All the planets in our Solar System orbit around the Sun. Planets that orbit around other stars are called exoplanets.

Exoplanets are very difficult to see directly with telescopes because they are hidden by the bright glare of the stars they orbit.

Because of that, astronomers started using other ways to detect and study these distant planets. they search for exoplanets by looking at the effects these planets have on the stars they orbit. In other words, they look at the "shadow" of the exoplanet.


  • Is it possible to find exoplanets in other solar systems?

That is affirmative. In 2009, NASA launched a spacecraft called Kepler tolook for exoplanets. Kepler looked for planets in a wide range of sizes and orbits, and these planets orbited around stars that vaired in size and temperature.

Some of the planets discovered by Kepler are rocky planets that are at a very special distance from their star. This spot is called "the habitable zone", where, as it name says, life might be possible.

Kelper detected exoplanets using the transit method. As the planet transits in front of the star, it blocks out a little bit of the star's light. In other words, we'll see that star a very little less bright than before.


Astronomers can observe how the brightness of the star changes during a transit. This helps them figure out the size of the exoplanet.

Take a look to the different methods that are used to investigate planets. There you'll perfectly see and understand how each method works and how it is created the light curve of a star.

Acording to Laboratory for the study of exoplanets, this would be the lightcurve of the star HATP10.


With all this information I found I could search for one exoplanet and figure out the size of its star.

I searched for my own the existance of GJ 3998 b, an exoplanet which orbits the star GJ 3998. Here ou can see and manipulate a 3D model of the exoplanet and the star. The star is located in my constallation, Ophiuchus, and it was discovered in 2016. According to Laura Affer, the graph below shows GJ 3998 b light curve.

I've also found this graph from Laura Affer and other scientifics of the same article. If we look carefully, we can see that both graphics are similar.

This graphic shows how the exoplanet affects to the star's brightness. The way it orbits the star is likely to be a Tilted Orbit.
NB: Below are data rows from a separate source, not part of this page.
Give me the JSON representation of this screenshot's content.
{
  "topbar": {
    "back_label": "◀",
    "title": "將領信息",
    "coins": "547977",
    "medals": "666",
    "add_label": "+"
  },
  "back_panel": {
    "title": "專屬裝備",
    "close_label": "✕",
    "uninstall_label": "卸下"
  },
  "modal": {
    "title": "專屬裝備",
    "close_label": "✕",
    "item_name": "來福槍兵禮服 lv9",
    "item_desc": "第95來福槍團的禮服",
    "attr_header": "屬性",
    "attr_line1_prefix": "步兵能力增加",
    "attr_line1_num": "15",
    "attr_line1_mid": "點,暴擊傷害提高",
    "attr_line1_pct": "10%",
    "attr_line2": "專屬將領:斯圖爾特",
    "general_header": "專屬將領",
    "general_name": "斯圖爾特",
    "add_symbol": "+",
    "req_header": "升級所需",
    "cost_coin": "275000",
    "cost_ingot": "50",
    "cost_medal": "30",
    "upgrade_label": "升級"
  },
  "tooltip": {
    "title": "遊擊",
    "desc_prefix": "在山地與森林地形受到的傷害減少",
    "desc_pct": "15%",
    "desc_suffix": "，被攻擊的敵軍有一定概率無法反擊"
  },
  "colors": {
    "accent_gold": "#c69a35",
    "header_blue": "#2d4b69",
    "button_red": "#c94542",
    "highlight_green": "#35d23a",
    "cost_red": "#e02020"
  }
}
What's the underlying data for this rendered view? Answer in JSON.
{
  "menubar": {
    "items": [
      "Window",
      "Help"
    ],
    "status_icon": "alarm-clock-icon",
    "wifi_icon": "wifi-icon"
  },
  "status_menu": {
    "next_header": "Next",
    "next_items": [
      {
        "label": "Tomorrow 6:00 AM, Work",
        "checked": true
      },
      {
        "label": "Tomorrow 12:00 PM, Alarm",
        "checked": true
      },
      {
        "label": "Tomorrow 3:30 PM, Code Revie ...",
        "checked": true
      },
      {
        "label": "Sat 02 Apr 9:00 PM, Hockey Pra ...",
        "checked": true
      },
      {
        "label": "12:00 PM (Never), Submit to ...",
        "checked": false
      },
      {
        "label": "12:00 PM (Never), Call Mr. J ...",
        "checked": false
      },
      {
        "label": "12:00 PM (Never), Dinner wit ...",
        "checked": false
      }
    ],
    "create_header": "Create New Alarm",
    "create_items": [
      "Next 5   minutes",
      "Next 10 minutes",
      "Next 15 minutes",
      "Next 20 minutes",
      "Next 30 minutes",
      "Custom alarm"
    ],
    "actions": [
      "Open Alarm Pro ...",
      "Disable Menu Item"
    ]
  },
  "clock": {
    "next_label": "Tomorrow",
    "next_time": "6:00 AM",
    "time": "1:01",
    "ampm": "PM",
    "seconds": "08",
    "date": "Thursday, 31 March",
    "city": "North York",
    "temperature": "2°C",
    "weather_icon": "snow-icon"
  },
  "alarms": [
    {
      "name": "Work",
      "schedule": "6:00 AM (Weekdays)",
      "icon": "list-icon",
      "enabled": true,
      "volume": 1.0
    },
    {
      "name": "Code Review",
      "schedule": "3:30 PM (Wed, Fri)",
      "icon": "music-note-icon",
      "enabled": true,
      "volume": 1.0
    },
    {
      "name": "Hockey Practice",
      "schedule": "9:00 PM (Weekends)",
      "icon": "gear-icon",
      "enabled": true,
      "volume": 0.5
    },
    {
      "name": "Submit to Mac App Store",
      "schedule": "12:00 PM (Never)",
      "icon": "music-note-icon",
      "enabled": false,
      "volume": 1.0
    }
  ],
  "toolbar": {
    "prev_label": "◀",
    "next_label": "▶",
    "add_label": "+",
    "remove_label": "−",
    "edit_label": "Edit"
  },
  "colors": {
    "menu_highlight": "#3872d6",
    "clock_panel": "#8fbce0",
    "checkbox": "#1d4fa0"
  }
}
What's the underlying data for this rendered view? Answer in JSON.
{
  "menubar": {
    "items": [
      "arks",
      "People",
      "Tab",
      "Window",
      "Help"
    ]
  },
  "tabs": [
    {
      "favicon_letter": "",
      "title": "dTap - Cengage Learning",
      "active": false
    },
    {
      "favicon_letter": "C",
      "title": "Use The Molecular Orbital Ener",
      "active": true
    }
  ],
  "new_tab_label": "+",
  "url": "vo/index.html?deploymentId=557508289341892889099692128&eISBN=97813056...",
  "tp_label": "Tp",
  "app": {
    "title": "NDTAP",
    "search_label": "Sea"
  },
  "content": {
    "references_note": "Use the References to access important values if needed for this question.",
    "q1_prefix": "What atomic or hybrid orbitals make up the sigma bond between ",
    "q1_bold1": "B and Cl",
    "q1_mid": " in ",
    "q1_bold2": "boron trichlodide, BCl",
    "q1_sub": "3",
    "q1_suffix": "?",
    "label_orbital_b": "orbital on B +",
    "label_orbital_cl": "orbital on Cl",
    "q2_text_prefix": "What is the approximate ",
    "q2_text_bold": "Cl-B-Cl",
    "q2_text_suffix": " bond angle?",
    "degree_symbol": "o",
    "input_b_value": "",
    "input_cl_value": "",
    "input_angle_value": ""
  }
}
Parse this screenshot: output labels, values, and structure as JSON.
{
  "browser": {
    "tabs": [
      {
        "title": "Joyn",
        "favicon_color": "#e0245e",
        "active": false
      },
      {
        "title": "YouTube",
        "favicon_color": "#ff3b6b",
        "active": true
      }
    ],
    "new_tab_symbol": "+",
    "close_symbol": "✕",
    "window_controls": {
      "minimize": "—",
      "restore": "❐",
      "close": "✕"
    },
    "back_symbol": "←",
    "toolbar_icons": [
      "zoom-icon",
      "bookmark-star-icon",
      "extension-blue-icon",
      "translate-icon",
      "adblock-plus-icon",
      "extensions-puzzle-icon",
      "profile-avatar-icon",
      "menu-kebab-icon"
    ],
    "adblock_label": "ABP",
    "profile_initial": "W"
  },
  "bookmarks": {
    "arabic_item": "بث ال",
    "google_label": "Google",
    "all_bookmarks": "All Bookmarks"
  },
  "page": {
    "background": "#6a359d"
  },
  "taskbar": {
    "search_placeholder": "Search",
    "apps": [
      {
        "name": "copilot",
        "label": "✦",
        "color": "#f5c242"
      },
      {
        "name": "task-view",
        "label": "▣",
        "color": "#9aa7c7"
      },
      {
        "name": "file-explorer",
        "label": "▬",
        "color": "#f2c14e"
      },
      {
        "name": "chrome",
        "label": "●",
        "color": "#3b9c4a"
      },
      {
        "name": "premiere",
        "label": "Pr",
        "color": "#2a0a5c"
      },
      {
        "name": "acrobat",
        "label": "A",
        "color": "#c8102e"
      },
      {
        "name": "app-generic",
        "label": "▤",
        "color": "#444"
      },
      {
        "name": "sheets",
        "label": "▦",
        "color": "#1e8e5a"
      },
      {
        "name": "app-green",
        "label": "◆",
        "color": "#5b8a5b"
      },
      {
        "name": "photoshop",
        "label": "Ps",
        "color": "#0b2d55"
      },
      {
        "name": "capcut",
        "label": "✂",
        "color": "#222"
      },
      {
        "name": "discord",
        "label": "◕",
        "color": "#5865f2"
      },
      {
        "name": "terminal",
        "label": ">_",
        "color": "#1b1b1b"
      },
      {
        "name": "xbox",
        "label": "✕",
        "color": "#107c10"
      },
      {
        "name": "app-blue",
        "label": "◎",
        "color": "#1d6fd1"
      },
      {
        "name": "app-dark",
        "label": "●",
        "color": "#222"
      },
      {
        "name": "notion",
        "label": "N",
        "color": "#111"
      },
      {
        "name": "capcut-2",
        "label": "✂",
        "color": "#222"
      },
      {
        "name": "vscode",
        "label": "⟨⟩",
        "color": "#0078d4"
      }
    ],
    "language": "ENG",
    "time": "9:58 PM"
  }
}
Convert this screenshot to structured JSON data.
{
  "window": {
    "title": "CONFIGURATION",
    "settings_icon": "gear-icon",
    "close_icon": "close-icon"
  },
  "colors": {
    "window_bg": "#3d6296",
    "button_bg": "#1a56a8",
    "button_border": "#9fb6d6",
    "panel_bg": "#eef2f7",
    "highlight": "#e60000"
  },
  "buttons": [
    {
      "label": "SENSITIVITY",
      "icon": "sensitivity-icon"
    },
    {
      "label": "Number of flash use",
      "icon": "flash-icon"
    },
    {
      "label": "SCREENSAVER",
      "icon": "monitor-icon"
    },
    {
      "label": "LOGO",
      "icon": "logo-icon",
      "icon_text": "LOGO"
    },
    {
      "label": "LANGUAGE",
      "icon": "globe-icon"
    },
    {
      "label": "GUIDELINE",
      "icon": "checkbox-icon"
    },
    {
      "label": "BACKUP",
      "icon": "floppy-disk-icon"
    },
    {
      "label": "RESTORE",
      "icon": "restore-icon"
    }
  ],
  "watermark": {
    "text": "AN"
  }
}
According to and Laura Affer and others:

  1. Using these data I've calculated the radius of the exoplanet:

Acording to Pat Brennan, the mass of the exoplanet is 2.47 Earths and the radius of the orbit is 0,029 AU. If the data is correct, we could find out the speed of the planet using the formula given by the Laboratory for the study of exoplanets:


According with the Exoplanet catalog, the exoplanet GJ 3998 b radius is 1,38 x Earth, which equals to 8 791.98 Km. Meanwhile in my results, the radius of the exoplanet is  0.4396034799 (±0,05) times the radius of the Sun, which equals to 15 305.67436 Km. 

Earth radius= 6 371 Km

Sun radius=696 340 Km

About the planet's speed, I didn't found any other data which said their own results, so I cannot compare or affirm the planet's speed.